Legal name: Richard Christopher Wakeman
Richard Christopher "Rick" Wakeman (born 18 May 1949) is an English keyboardist, songwriter, television and radio presenter, and author. He is best known for being the former keyboardist in the progressive rock band Yes and his solo albums from the 1970s. In more recent years, he became known for his contributions to the BBC comedy series Grumpy Old Men, and his radio show on Planet Rock named Rick's Place, which aired from 2005 to 2010.
Wakeman left the Royal College of Music in 1969 to become a full-time session musician, when he played on songs by David Bowie, T. Rex, Elton John, Cat Stevens, and Black Sabbath. In 1970, he joined the Strawbs for three albums before joining Yes for two runs from 1971 to 1980, playing on their successful albums Fragile (1971), Close to the Edge (1972), Tales from Topographic Oceans (1973), Going for the One (1977), and Tormato (1978). In 1988, Wakeman co-formed Anderson Bruford Wakeman Howe, which led to his return to Yes from 1990 to 1992; he returned twice after that, from 1995 to 1997 and 2002 to 2004.
Wakeman began his career as a solo artist in 1973. His first three albums are his most successful and well known: The Six Wives of Henry VIII (1973), Journey to the Centre of the Earth (1974), and The Myths and Legends of King Arthur and the Knights of the Round Table (1975). Wakeman has released over 100 solo albums that have sold 50 million copies worldwide, ranging from pop, solo piano, film scores, Christian, ambient, and New-age music.
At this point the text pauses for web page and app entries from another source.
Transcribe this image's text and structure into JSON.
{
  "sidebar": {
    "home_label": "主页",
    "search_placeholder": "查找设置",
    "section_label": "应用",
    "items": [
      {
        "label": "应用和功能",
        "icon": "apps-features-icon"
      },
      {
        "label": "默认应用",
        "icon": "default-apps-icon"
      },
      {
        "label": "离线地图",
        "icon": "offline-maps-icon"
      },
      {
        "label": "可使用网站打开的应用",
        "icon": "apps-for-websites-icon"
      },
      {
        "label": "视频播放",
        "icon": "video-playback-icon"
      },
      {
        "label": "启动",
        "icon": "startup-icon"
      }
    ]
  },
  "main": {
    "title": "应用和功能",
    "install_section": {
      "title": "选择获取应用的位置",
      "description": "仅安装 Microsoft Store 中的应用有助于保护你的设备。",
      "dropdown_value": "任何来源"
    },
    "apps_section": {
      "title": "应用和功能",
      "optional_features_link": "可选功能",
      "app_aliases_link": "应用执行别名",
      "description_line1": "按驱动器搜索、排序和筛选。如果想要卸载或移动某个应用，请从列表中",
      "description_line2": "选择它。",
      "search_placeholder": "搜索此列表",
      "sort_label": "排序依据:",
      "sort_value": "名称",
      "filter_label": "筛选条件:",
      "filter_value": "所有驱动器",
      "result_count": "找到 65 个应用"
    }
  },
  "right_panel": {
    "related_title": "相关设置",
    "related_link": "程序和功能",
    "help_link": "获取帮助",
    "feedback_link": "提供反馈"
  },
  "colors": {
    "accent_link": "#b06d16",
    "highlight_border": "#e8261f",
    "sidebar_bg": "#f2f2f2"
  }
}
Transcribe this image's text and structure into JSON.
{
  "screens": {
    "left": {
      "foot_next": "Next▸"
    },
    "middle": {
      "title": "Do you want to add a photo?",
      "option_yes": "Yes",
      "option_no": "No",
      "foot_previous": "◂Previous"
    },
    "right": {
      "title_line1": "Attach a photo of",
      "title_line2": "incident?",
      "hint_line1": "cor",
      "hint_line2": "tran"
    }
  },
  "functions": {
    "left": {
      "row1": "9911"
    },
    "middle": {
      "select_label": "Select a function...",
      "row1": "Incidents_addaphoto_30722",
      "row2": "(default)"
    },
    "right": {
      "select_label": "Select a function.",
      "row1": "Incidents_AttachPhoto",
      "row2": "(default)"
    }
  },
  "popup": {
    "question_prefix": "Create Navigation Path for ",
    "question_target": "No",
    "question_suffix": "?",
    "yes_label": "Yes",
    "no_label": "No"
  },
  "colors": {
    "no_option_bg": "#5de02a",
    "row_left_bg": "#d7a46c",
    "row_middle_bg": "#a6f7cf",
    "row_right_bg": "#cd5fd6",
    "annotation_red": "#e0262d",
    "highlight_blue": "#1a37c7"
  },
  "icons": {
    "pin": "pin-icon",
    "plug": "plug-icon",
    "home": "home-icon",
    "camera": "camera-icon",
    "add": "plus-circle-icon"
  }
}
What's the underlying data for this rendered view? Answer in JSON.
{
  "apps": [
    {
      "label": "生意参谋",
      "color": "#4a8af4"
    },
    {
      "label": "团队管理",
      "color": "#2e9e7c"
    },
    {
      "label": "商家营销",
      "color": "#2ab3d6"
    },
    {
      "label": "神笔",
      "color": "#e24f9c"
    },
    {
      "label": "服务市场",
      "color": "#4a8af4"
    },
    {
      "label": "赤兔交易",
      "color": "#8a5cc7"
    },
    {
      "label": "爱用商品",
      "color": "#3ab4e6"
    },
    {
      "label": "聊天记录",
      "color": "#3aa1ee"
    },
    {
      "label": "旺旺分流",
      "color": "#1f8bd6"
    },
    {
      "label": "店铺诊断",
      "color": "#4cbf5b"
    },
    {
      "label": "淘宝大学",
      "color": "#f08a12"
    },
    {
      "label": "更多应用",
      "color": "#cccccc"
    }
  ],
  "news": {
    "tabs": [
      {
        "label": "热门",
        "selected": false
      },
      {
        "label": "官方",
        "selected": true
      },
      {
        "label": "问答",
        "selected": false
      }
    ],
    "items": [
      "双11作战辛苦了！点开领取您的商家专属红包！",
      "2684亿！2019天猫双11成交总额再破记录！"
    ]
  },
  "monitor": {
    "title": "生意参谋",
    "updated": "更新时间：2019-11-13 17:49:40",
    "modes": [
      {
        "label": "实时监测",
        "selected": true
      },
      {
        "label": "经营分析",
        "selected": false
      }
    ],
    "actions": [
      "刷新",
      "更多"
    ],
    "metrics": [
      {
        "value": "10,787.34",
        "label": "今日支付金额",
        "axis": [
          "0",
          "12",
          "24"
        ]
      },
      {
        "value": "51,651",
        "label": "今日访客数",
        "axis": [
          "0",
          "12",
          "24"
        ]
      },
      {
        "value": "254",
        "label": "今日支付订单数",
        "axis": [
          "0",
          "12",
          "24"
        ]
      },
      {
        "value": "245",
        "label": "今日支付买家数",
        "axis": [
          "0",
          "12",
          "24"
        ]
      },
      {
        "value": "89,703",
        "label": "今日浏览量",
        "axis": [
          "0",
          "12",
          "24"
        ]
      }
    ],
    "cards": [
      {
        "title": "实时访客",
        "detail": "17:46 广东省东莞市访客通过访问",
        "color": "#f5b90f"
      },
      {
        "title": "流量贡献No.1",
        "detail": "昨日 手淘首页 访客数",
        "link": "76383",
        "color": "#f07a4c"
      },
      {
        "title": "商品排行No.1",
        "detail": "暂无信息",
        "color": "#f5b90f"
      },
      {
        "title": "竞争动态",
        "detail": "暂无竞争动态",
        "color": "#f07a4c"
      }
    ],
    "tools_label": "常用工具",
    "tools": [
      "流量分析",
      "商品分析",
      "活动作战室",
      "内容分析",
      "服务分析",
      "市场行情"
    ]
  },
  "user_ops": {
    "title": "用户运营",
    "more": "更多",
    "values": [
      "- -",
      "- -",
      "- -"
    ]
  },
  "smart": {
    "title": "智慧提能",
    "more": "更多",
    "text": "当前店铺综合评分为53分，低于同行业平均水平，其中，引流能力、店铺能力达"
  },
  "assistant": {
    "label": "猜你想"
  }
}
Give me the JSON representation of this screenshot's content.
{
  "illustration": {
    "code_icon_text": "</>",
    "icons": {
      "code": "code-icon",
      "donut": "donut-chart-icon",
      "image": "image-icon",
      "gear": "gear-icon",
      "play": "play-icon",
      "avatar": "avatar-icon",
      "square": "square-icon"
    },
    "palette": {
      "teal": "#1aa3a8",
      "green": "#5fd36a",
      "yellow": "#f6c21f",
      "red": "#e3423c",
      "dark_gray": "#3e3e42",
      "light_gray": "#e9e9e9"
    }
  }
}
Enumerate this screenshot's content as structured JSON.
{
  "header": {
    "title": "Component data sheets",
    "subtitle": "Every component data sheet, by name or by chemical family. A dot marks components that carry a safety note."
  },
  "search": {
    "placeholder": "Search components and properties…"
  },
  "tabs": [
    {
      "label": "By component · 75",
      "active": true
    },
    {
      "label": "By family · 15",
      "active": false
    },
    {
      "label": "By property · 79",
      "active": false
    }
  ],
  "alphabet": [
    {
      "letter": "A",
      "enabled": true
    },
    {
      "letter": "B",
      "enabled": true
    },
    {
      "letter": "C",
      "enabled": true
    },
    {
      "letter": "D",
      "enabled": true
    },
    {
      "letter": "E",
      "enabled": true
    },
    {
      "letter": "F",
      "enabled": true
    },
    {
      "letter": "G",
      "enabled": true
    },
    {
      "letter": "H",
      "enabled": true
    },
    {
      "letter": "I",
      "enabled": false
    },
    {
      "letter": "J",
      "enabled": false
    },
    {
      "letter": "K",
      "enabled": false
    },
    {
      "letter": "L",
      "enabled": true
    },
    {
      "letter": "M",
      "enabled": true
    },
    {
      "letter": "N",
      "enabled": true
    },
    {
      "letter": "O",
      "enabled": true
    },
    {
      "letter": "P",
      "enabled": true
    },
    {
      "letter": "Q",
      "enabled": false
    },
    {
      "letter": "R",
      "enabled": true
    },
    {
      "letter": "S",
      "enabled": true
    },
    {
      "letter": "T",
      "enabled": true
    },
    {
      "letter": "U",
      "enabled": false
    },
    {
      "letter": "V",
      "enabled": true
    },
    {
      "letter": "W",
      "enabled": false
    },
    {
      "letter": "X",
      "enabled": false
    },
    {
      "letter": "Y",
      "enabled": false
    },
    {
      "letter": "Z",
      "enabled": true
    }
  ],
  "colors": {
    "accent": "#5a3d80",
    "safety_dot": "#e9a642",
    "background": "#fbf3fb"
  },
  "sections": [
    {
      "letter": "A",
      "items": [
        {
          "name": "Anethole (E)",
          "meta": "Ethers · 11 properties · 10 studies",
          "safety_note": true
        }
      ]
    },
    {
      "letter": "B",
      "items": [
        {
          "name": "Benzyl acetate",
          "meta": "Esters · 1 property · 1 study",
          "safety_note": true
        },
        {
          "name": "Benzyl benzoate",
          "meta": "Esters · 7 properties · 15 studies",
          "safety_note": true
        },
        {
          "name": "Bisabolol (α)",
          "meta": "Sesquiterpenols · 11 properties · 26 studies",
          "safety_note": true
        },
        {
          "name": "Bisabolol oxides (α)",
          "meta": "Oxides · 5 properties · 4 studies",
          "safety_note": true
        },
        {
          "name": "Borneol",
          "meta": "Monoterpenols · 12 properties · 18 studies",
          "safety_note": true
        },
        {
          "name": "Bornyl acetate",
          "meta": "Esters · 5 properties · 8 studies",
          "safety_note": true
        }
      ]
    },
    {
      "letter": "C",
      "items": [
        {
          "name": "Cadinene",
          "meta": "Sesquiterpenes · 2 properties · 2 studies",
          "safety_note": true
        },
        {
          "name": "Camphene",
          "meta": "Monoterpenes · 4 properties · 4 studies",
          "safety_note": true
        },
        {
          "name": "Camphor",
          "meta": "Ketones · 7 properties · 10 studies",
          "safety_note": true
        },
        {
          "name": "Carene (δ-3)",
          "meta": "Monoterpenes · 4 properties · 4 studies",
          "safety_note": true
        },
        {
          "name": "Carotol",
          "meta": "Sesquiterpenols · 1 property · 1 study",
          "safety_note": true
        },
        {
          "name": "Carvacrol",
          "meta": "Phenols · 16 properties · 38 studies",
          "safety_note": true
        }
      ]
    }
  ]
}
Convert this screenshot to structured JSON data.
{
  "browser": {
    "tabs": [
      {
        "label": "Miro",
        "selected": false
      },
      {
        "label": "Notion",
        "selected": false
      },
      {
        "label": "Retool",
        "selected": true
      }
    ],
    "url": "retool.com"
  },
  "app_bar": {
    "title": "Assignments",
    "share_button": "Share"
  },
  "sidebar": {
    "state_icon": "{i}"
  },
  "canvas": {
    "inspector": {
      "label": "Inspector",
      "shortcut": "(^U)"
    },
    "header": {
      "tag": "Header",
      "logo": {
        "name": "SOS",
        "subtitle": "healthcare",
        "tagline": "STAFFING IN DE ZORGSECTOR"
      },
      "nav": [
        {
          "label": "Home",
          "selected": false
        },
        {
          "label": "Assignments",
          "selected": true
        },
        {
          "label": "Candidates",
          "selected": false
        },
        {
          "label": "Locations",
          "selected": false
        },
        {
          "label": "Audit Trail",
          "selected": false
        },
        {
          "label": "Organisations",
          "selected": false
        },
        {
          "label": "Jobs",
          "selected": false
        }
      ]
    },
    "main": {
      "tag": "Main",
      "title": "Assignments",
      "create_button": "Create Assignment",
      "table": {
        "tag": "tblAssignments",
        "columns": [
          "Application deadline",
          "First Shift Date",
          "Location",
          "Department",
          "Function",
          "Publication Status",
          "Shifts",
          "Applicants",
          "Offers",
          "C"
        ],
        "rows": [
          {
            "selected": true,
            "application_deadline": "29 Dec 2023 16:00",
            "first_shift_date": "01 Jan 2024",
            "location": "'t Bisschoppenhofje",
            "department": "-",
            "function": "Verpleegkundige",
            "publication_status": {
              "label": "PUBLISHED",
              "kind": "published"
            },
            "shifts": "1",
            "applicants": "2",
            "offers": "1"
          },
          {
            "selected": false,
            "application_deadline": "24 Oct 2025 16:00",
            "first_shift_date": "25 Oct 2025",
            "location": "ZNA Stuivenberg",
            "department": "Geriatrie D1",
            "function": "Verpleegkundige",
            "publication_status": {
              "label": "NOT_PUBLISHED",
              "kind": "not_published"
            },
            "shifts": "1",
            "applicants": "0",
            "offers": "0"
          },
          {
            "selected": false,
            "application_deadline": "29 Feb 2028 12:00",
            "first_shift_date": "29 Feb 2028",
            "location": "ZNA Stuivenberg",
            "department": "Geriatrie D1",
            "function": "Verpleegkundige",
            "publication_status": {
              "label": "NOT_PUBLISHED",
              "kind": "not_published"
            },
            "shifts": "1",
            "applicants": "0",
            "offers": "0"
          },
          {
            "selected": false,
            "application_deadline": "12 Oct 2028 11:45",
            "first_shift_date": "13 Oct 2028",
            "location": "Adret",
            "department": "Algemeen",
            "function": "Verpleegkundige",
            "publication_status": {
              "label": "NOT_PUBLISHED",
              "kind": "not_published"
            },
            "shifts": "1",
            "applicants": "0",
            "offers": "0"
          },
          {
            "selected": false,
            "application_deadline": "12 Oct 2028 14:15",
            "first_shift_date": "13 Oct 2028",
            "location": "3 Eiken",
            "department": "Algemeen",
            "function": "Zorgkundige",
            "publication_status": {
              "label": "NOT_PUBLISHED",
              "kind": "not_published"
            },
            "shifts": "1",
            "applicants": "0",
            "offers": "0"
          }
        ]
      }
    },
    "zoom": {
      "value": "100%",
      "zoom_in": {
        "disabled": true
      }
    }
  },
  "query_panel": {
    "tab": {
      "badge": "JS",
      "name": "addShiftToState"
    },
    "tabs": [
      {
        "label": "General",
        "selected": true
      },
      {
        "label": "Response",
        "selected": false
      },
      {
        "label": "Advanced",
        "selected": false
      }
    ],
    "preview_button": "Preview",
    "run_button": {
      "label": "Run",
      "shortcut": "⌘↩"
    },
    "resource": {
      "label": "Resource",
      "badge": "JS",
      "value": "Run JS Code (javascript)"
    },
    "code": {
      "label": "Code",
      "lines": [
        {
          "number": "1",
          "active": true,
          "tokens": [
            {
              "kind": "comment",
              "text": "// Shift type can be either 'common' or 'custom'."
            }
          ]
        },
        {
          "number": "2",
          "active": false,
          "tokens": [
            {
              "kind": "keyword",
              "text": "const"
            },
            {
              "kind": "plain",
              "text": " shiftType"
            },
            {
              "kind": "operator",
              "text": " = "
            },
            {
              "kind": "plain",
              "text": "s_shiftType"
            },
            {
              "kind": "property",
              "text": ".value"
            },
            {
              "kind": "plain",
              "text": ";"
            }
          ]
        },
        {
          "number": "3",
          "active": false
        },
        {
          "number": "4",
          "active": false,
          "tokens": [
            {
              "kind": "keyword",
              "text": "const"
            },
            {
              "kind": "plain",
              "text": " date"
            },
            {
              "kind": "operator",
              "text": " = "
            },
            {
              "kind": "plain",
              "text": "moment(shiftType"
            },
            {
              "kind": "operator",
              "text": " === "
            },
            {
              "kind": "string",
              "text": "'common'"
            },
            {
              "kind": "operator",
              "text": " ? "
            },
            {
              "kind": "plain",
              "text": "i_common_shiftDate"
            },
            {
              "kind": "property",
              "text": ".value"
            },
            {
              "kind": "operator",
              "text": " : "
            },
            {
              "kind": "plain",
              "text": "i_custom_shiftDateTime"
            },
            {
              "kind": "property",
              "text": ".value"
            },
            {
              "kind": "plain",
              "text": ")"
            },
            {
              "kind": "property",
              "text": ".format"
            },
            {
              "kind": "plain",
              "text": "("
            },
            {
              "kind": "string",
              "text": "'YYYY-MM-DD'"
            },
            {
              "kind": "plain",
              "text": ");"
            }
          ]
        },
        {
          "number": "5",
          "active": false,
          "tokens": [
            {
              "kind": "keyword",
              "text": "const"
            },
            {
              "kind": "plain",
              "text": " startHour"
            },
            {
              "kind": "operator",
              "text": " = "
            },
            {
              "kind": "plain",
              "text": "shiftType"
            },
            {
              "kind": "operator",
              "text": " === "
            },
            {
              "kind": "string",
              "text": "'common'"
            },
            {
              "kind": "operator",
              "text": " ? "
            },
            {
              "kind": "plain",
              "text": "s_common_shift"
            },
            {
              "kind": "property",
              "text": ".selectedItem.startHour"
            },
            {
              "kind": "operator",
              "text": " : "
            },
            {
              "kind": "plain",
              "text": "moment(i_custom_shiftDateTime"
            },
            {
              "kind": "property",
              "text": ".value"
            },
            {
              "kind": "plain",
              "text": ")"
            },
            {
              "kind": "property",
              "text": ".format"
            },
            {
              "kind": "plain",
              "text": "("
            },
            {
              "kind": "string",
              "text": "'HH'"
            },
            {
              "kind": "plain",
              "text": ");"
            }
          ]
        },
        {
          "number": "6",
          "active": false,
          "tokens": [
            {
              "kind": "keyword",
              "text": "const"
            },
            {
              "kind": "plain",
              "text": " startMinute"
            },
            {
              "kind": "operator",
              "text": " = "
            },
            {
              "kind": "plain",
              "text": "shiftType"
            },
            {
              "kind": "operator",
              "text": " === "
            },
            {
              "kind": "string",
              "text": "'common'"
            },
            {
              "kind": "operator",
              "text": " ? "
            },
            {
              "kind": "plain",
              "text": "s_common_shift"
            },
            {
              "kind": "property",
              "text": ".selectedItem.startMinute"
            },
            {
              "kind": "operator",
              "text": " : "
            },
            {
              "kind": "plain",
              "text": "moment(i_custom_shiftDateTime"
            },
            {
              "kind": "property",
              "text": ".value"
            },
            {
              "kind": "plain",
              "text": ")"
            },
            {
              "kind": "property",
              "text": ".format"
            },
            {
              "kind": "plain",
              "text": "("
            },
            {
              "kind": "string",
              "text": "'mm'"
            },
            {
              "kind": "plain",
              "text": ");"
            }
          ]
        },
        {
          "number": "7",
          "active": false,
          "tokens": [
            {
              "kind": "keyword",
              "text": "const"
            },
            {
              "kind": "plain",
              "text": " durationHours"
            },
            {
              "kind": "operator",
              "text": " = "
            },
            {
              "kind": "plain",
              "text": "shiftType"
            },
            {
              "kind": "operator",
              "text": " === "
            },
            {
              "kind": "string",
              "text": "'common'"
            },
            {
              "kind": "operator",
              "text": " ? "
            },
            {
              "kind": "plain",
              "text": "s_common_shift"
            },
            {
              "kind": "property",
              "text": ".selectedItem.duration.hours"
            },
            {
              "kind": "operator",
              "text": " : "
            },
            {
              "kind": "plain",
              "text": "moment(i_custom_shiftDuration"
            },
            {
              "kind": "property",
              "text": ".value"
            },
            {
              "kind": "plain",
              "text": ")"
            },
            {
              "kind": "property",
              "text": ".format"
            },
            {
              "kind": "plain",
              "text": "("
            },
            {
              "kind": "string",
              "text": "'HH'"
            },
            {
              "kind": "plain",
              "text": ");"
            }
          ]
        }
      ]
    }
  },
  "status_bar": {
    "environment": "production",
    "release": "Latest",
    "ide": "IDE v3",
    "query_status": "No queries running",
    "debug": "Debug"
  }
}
He has made many television and radio appearances throughout his career, and has written three books: an autobiography and two memoirs. He is the father of keyboardists Adam Wakeman and Oliver Wakeman.
- ^ I am Ozzy. Ozzy Osbourne with Chris Ayres. Grand Central Publishing/Hatchet Book Group. 2009. Pages 160-162. ISBN 978-0-446-56989-7. Wakeman plays on the song "Sabbra Cadabra" on the album Sabbath Bloody Sabbath.
- ^ "INTERVIEW: Rick Wakeman's Grumpy Old Picture Show". Worthing Herald. 3 April 2008. Retrieved 12 July 2010.